“I wanted to ‘steal’ my father’s secrets,” he continues, “so that I could add them to my own and in this way acquire an identity different from his. Each of us proceeds according to his instinct, while also having assimilated the principles and the techniques of our history.”
The location chosen to host the masterpieces of Gianmaria Buccellati is particularly evocative of his personal artistic career. In 1968 he visited the Museo degli Argenti, where he admired the famous vases in semi-precious stone that had belonged to Lorenzo de Medici, the jewels of the Electress Palatine and the other splendid objects made of gold and silver from the treasure of the Medici family. And it was here that Gianmaria Buccellati got the inspiration to devote himself to the realisation of works which, while they rivalled those of the Medici in richness and splendour, were at the same time the expression of his own technical and formal research.
This is what led to the creation of the ‘Precious Objects’, as Gianmaria himself defined them: one-off pieces such as goblets, vases and boxes belonging to his personal collection, which he himself designed and made. These articles illustrate his strong links and ongoing rapport with the Renaissance, Baroque and Rococo culture of Italy and the rest of Europe. Outstanding among them is ‘La Coppa dell’Amore’ (Love Goblet, 1975), inspired by a Rococo motif, where the elegance of the female forms underscores the loftiest image of the spirit of love. A stunning piece of antique red jasper is adorned with ruffle motifs, while the figures of Venus and three cupids created using the lost-wax casting technique, appear to ripple in the water and the air.
The respect nurtured towards the Renaissance and Medici techniques, first by Mario Buccellati and later by Gianmaria, is also illustrated by other stunning pieces, such as the ‘Scrigno Mediceo’ (Medici Casket), a precious decagonal box that was the first object conceived and created by Gianmaria Buccellati for his collection.

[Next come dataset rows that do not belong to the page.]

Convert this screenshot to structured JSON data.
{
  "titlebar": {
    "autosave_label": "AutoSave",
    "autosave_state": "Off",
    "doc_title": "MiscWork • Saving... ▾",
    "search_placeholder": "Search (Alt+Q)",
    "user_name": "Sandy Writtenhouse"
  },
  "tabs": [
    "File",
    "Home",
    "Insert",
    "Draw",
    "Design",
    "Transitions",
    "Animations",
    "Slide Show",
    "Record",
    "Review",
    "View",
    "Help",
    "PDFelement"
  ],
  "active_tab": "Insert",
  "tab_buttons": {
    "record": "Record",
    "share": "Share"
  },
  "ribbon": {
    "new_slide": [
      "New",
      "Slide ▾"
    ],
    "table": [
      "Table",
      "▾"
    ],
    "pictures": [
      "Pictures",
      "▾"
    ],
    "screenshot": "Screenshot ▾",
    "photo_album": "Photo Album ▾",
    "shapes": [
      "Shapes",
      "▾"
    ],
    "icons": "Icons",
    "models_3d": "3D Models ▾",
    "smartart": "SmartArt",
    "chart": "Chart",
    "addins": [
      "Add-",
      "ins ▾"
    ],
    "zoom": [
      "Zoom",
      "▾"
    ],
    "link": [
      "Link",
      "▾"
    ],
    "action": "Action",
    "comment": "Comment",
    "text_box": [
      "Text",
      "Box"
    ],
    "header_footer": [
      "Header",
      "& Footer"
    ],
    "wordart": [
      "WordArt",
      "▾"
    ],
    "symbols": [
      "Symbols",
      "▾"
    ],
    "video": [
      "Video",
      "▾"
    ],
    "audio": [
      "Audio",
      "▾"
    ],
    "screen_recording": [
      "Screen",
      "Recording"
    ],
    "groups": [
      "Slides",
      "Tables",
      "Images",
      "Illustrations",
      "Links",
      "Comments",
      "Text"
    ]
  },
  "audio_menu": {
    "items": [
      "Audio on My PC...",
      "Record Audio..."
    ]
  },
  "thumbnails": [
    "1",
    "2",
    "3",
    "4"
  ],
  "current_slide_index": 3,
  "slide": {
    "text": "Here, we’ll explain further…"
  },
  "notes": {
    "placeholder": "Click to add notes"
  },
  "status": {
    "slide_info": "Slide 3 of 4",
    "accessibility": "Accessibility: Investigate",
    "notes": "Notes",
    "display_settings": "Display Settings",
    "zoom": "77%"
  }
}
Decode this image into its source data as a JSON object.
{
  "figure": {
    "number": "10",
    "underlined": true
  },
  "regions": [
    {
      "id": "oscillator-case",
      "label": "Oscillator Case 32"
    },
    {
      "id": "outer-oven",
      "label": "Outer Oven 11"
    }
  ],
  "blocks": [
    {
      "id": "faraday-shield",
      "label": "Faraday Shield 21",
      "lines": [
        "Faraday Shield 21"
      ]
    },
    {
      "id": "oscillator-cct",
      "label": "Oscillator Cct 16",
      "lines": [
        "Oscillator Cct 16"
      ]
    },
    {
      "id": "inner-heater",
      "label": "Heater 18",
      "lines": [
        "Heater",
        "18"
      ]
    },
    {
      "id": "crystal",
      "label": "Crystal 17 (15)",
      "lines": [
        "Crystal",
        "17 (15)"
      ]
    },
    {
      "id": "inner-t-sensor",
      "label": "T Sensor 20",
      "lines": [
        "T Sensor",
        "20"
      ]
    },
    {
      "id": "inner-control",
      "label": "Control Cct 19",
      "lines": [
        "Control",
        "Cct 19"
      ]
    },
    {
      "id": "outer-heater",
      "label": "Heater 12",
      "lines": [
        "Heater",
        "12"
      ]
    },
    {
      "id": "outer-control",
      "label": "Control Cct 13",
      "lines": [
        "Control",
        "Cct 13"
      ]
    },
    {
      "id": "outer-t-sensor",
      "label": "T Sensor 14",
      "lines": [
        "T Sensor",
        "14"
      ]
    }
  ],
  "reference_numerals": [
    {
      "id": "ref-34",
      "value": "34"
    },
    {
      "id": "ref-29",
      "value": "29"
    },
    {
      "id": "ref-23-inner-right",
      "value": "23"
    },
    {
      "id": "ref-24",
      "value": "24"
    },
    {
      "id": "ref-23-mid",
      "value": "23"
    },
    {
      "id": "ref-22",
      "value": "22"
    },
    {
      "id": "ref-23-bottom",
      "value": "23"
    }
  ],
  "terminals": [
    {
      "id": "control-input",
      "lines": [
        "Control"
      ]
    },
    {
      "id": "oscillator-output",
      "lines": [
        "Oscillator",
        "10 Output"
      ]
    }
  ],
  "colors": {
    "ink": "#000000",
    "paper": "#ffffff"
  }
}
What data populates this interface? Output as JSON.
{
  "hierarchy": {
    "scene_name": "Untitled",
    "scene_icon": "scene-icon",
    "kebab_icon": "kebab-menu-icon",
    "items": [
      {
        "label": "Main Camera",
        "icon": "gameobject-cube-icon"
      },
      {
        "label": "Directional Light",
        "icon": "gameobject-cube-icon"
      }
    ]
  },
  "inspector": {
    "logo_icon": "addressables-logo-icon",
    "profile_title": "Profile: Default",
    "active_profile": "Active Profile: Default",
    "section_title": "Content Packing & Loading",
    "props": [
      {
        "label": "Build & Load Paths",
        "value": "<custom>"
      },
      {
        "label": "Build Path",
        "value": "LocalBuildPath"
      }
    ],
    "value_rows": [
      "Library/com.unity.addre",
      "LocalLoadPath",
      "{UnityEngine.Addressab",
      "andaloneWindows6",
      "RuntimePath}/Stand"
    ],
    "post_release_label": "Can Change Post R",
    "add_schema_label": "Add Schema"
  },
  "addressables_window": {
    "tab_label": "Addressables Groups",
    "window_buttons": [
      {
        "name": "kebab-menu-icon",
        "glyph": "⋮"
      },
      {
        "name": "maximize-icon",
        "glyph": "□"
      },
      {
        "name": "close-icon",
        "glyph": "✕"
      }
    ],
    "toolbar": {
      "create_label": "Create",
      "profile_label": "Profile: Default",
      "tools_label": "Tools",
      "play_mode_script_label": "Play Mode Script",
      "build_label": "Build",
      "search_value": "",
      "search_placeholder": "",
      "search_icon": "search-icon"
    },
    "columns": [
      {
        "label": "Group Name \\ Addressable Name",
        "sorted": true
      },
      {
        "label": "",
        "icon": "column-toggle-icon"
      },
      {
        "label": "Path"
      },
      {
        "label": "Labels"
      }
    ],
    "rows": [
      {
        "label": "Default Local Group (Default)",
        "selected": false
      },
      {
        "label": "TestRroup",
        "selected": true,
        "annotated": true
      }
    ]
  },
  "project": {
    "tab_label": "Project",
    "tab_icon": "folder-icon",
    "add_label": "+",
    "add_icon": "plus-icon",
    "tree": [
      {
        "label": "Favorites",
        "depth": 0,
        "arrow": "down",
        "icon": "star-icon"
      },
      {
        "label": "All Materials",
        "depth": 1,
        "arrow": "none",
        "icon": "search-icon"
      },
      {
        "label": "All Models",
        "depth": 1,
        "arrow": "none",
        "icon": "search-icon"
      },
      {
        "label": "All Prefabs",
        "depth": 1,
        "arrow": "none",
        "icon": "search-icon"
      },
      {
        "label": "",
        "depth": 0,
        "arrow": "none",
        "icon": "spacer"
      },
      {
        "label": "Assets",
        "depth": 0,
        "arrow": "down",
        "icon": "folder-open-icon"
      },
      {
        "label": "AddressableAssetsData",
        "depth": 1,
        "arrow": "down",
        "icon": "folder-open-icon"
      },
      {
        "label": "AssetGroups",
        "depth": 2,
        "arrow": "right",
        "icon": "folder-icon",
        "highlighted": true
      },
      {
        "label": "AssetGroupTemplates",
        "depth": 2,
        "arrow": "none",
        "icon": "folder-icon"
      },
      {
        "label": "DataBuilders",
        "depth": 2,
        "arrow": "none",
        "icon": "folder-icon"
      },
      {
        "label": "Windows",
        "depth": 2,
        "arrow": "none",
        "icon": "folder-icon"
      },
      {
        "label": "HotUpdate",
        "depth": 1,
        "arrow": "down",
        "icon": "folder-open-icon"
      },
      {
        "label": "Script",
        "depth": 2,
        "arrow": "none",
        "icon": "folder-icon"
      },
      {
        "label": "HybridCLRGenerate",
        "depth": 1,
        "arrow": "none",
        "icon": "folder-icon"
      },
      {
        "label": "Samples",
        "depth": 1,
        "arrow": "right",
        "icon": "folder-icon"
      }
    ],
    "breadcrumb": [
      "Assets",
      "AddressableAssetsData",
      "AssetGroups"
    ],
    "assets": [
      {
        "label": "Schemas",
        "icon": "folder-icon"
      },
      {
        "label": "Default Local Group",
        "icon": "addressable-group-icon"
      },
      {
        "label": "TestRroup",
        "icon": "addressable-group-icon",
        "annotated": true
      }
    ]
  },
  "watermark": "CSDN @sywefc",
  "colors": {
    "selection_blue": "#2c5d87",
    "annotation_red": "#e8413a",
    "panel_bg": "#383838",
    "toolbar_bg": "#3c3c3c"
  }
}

Here he uses motifs of classical inspiration and particularly original volumes which hark back to the famous architectural canons of the Renaissance, to the decorative design evoking the details of the marble or wood panels and pilaster strips of the time, through to the essential colours of the gold, the steel and the brilliant-cut diamonds.
The gold decorations, pierced and shaped with the most elegant engraving, are set upon plates of steel burnished to a gunmetal colour, which are in turn set into the frames that form the shape of the casket. All the frames are modelled with a leaf pattern, while in the centre of the lid is a large rose studded with diamonds that balance the diamonds set into the small roses that complete the decoration of each of the panels.
Gianmaria Buccellati was also influenced by the purity of the neoclassical forms. An example of this is the ‘Cratere delle Muse’ (Crater of the Muses, 1981), a jade goblet celebrating the nine deity patrons of the arts in Greek mythology. There is a particularly intense colour contrast between the green of the block of jade and the yellow gold of the stand and rim, studded with over 2,000 cabochon sapphires set in silver, with the names of the muses engraved in the gold band around the inside of the rim.

Curated by

Gianmaria Buccellati
Rosa Maria Buccellati
Riccardo Gennaioli

Exhibition Management

Maria Sframeli




Wendy O’Hara
Brigita Songailait˙e
Swiss Luxury Culture Management SA

Ticket prices

Full Price: € 7,00
Reduced: € 3,50


8.15 – 16.30

Closed on the 1st and the last Monday of each month, New Year's Day, May 1st and Christmas Day